Working with data frame analytics at scaleedit

A data frame analytics job has numerous configuration options. Some of them may have a significant effect on the time taken to train a model. The training time depends on various factors, like the statistical characteristics of your data, the number of provided hyperparameters, the number of features included in the analysis, the hardware you use, and so on. This guide contains a list of considerations to help you plan for training data frame analytics models at scale and optimizing training time.

In this guide, you’ll learn how to:

  • Understand the impact of configuration options on the time taken to train models for data frame analytics jobs.


This guide assumes you’re already familiar with:

It is important to note that there is a correlation between the training time, the complexity of the model, the size of the data, and the quality of the analysis results. Improvements in quality, however, are not linear with the amount of training data; for very large source data, it might take hours to train a model for very small gains in quality. When you work at scale with data frame analytics, you need to decide what quality of results is acceptable for your use case. When you have determined your acceptance criteria, you have a better picture of the factors you can trade off while still achieving your goal.
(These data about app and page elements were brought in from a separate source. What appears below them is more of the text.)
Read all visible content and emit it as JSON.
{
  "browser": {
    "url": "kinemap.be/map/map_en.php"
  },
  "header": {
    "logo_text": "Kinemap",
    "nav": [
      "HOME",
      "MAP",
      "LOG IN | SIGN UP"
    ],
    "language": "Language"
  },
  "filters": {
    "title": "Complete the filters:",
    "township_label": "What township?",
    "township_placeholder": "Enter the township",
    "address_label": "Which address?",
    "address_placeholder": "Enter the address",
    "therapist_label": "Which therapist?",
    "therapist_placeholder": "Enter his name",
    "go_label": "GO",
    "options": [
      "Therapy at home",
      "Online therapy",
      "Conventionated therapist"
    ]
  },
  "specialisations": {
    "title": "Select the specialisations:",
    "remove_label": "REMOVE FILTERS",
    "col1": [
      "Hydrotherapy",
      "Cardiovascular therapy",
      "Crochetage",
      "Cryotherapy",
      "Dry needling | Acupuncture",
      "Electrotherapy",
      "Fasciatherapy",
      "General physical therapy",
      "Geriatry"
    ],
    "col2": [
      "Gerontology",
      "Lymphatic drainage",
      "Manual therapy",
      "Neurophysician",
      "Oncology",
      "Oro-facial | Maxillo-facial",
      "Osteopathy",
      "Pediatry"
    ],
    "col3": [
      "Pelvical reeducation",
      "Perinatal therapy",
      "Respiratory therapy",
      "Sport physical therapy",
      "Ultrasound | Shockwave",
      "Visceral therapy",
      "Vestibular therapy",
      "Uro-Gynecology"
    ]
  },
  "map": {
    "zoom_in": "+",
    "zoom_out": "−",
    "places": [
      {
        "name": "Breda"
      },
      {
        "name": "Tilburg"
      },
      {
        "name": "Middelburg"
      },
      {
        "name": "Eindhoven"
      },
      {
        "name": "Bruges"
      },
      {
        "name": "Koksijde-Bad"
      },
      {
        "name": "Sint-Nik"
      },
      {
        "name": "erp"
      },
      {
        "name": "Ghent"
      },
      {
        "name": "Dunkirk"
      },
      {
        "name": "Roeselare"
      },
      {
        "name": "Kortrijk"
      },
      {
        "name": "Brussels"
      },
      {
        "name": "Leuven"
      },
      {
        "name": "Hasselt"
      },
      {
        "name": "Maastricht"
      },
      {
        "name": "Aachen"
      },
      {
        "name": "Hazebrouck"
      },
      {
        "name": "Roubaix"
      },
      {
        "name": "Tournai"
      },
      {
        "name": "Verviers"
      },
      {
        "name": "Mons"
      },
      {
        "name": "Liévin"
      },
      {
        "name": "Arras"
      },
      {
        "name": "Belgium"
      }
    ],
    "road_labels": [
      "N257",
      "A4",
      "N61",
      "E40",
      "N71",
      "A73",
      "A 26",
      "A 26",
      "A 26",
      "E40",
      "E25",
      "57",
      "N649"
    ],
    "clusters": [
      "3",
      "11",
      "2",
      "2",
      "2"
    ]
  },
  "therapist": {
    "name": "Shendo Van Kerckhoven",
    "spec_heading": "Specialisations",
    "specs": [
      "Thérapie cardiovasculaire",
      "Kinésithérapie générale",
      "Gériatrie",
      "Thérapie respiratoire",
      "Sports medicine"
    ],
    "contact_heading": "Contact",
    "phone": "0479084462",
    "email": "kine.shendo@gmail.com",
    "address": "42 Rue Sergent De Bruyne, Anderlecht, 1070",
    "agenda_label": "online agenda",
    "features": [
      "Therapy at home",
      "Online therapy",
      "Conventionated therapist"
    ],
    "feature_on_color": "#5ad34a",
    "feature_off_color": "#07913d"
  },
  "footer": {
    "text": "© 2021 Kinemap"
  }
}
The following recommendations are not sequential – the numbers just help to navigate between the list items; you can take action on one or more of them in any order.

0. Start small and iterate rapidlyedit

Training is an iterative process. Experiment with different settings and configuration options (including but not limited to hyperparameters and feature importance), then evaluate the results and decide whether they are good enough or need further experimentation.

Every iteration takes time, so it is useful to start with a small set of data so you can iterate rapidly and then build up from here.

1. Set a small training percentedit

(This step only applies to regression and classification jobs.)

The number of documents used for training a model has an effect on the training time. A higher training percent means a longer training time.

Consider starting with a small percentage of training data so you can complete iterations more quickly. Once you are happy with your configuration, increase the training percent. As a rule of thumb, if you have a data set with more than 100,000 data points, start with a training percent of 5 or 10.

2. Disable feature importance calculationedit

(This step only applies to regression and classification jobs.)

Feature importance indicates which fields had the biggest impact on each prediction that is generated by the analysis. Depending on the size of the data set, feature importance can take a long time to compute.

For a shorter runtime, consider disabling feature importance for some or all iterations if you do not require it.

3. Optimize the number of included fieldsedit

You can speed up runtime by only analyzing relevant fields.

By default, all the fields that are supported by the analysis type are included in the analysis. In general, more fields analyzed requires more resources and longer training times, including the time taken for automatic feature selection. To reduce training time, consider limiting the scope of the analysis to the relevant fields that contribute to the prediction. You may do this by either excluding non-relevant fields or by including relevant ones.

Feature importance can help you determine the fields that contribute most to the prediction. However, as calculating feature importance increases training time, this is a trade-off that can be evaluated during an iterative training process.

4. Increase the maximum number of threadsedit

You can set the maximum number of threads that are used during the analysis. The default value of max_num_threads is 1. Depending on the characteristics of the data, using more threads may decrease the training time at the cost of increased CPU usage. Note that trying to use more threads than the number of CPU cores has no advantage.

Hyperparameter optimization and calculating feature importance gain the most benefit from the increased number of threads. This can be seen in phases coarse_parameter_search, fine_tuning_parameters, and writing_results. The rest of the phases are not affected by the increased number of threads.

To learn more about the individual phases, refer to How data frame analytics jobs work.

If your machine learning nodes are running concurrent anomaly detection or data frame analytics jobs, then you may want to keep the maximum number of threads set to a low number – for example the default 1 – to prevent jobs competing for resources.

5. Optimize the size of the source indexedit

Even if the training percent is low, reindexing the source index – which is a mandatory step in the job creation process – may take a long time. During reindexing, the documents from the source index or indices are copied to the destination index, so you have a static copy of the analyzed data.

If your data is large and you do not need to test and train on the whole source index or indices, then reduce the cost of reindexing by using a subset of your source data. This can be done by either defining a filter for the source index in the data frame analytics job configuration, or by manually reindexing a subset of this data to use as an alternate source index.

6. Configure hyperparametersedit

(This step only applies to regression and classification jobs.)

Hyperparameter optimization is the most complicated mathematical process during model training and may take a long time.

By default, optimized hyperparameter values are chosen automatically. It is possible to reduce the time taken at this step by manually configuring hyperparameters – if you fully understand the purpose of the hyperparameters and have a sensible value for any or all of them. This reduces the computing load and therefore decreases training time.